Service tenure awards given at Tuesday’s luncheon recognized employees, volunteers, members of Sights for Hope’s Board of Directors, and members of the affiliated Sights for Hope Endowment Foundation’s Board of Directors who reached service milestones. Sights for Hope’s team consists presently of 27 professionals and 102 active volunteers, including the members of its board and the endowment foundation’s board. Tenures with the former Association for the Blind and Visually Impaired (ABVI) and the former Visual Impairment and Blindness Services (VIABL) – the organizations that consolidated in 2010 to become what is now Sights for Hope – also were applied for these awards.

Sights for Hope’s new Lifetime of Service Award was given to individuals who have served the organization for more than 20 years. The first recipients were Dianne Michels, Sights for Hope’s Vision Rehabilitation Therapist; Anthony Silvetti, O.D., Sights for Hope’s Low Vision Optometrist; volunteers Maureen Fernbacher, Lois Frederick, Annette Gozzard, Betty Kletzli, and Shirley Scarantino; endowment Board President Martin Lang; endowment Board Vice President Todd Donnelly; endowment Board Treasurer John Sharkey; endowment Board Secretary Thomas Reilly; endowment board member Gary Pave; and endowment board member Edward Vogrins. Lois Frederick received special recognition for her 50 years of volunteer service.

Ruthie Asmus, a Lehigh Valley Prevention Specialist, received a 15-year service award. Ten-year service awards were given to Rita Lang, Sights for Hope’s Client Activities Manager; and volunteers Britt Harris, MaryAnne Heeter, Lillian Moran, and Fay Sheeler.

Five-year service awards were given to staff members Byron Jackson, Cheryl Miller, Jennifer Pandolfo, Brian Schell, and Kim Williams; volunteers Paul Bartolucci, Amy Crowe, Angel Cruz, Kathleen Dennis, Gloria DeVito, Donna DiMenichi, Kristen Jenkins, Dorothy Montero, Cheryl Petrakovich, and Kim Weimert; Sights for Hope Board President Michael Wambaugh; Board Treasurer Fred Folland; board member and former Board President Linwood Gehris; and board member Lucille Piggot-Prawl.

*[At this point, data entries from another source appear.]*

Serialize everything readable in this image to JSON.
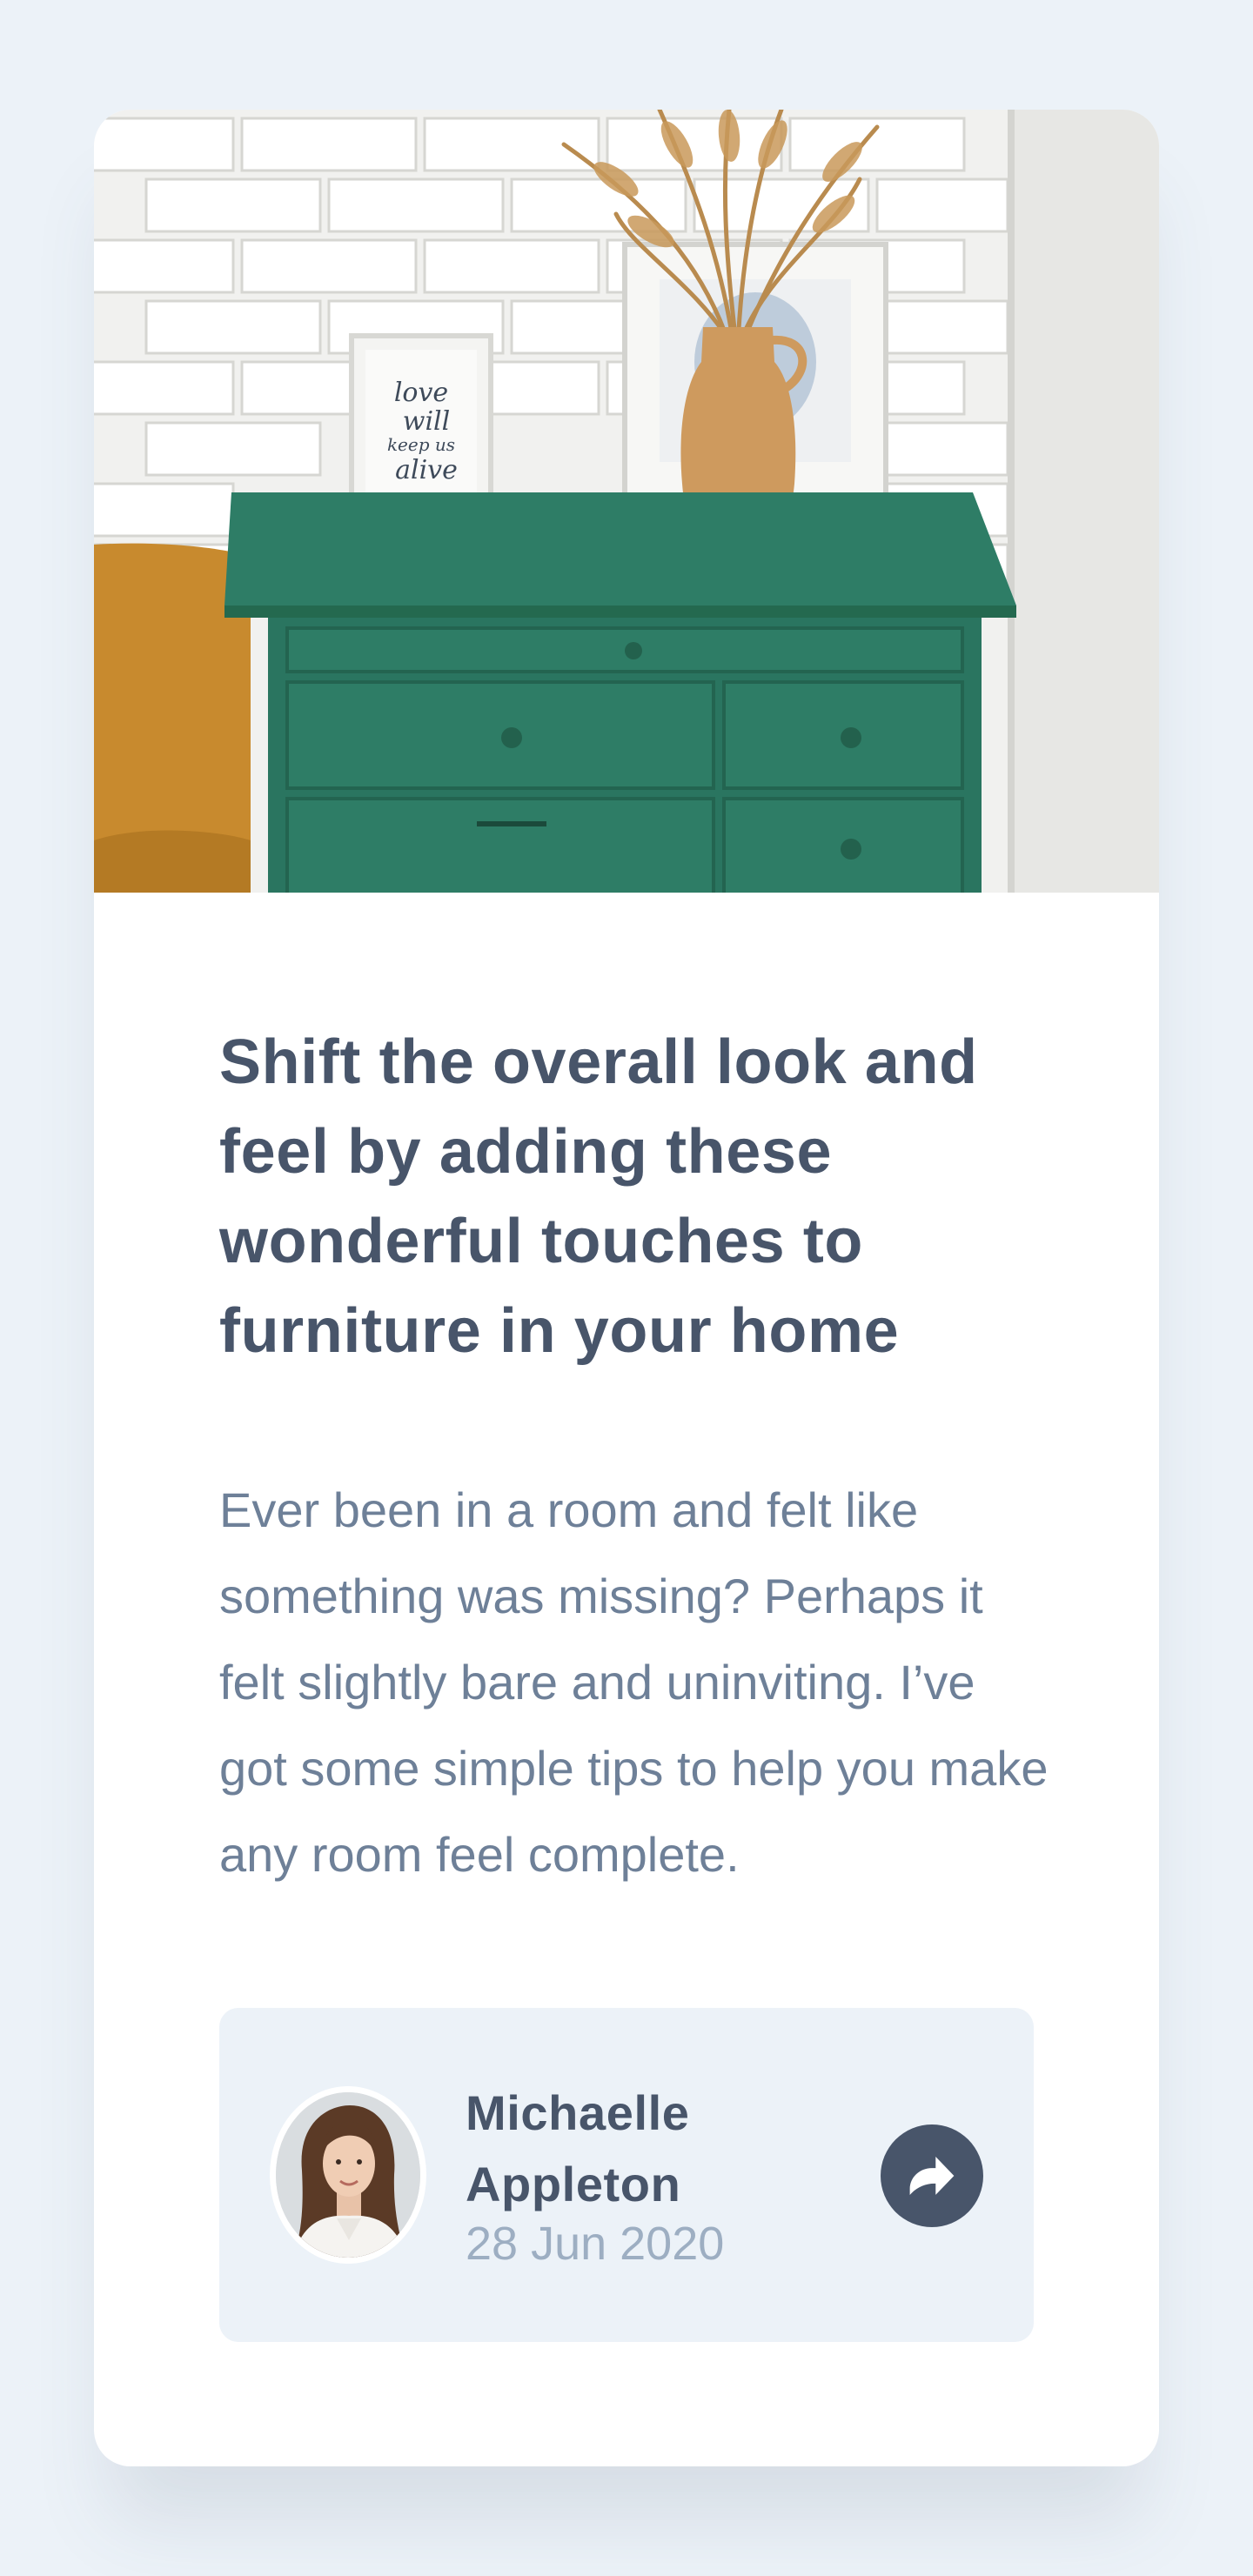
{
  "article": {
    "headline": "Shift the overall look and feel by adding these wonderful touches to furniture in your home",
    "excerpt": "Ever been in a room and felt like something was missing? Perhaps it felt slightly bare and uninviting. I’ve got some simple tips to help you make any room feel complete.",
    "hero_frame_text": "love will keep us alive"
  },
  "author": {
    "name": "Michaelle Appleton",
    "date": "28 Jun 2020"
  },
  "icons": {
    "share": "share-icon"
  },
  "colors": {
    "page_background": "#ECF2F8",
    "card_background": "#FFFFFF",
    "headline": "#48556A",
    "body_text": "#6E8098",
    "date_text": "#9DAEC2",
    "author_bar": "#ECF2F8",
    "share_button": "#48556A",
    "drawer_green": "#2E7D66"
  }
}
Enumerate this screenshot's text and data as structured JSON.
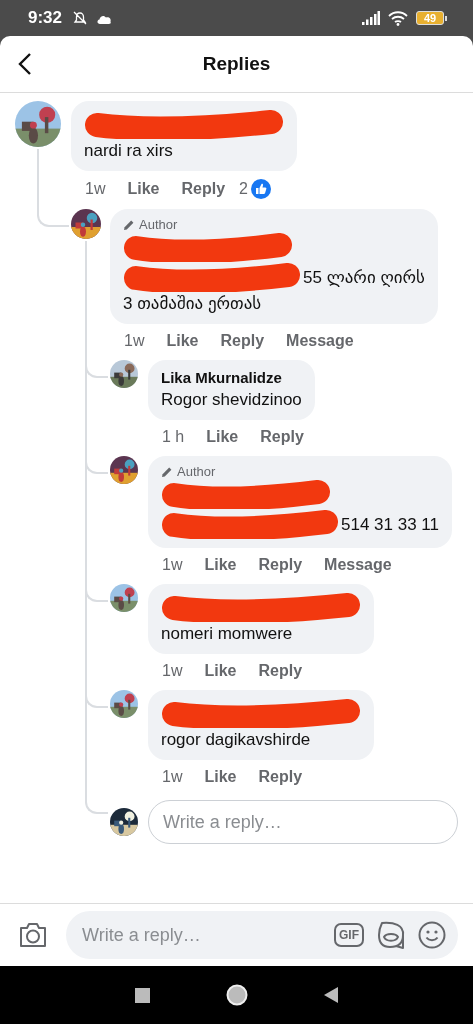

Sights for Hope presented its Annie Sullivan Volunteer Service Award to Donna DiMenichi. The award recognizes a commitment to helping others by a volunteer that exemplifies Annie Sullivan’s spirit of teaching and friendship to Helen Keller. The organization gave its Annie’s Angel Volunteer Impact Award to Richard Siter. The award honors a volunteer who has made an impact that has improved a Sights for Hope client’s quality of life.

Sights for Hope gave its Helping Hands Volunteer Award to Cheryl Petrakovich. The award recognizes a volunteer for their dedication to a variety of projects that benefit people with visual impairments, as exemplified by Helen Keller, in Sights for Hope’s communities. The organization bestowed its Knight in Shining Armor Volunteer Award to Mary Visintainer. The award honors a volunteer who exemplifies versatility and dependability to respond to critical needs.

Sights for Hope blends a service tradition inspired by Helen Keller nearly a century ago with contemporary practices to remove the barriers to independence and success caused by visual impairments. Sights for Hope transforms the lives of people with visual impairments in Pennsylvania’s Lehigh Valley and Monroe County through life skills education, specialized technologies, individualized support services, free vision screenings for children, and community education programs. Sights for Hope services impact more than 10,000 people in a typical year and are provided at little or no cost. A total of 85% of Sights for Hope clients with visual impairments are from low-income households. Sights for Hope, known formerly as Center for Vision Loss, is an independent member of the Pennsylvania Association for the Blind (PAB) and is affiliated with the VisionServe Alliance, a network of North American agencies that serve people with visual impairments.

Images: A Sights for Hope Lifetime of Service Award pin in a man’s hand